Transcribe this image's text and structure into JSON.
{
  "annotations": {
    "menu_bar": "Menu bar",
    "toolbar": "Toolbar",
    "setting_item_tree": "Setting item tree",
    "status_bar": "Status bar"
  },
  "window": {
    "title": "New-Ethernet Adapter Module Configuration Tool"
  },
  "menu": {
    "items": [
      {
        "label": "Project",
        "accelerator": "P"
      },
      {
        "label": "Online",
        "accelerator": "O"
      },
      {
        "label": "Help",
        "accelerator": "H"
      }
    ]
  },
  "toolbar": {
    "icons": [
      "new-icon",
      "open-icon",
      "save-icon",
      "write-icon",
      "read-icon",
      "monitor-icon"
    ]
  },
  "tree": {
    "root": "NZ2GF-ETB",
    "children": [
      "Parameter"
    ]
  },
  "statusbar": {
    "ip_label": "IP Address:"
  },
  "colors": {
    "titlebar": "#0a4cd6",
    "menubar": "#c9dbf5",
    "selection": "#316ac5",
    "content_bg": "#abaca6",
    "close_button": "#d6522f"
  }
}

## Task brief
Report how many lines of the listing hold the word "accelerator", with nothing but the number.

## Answer to the problem
3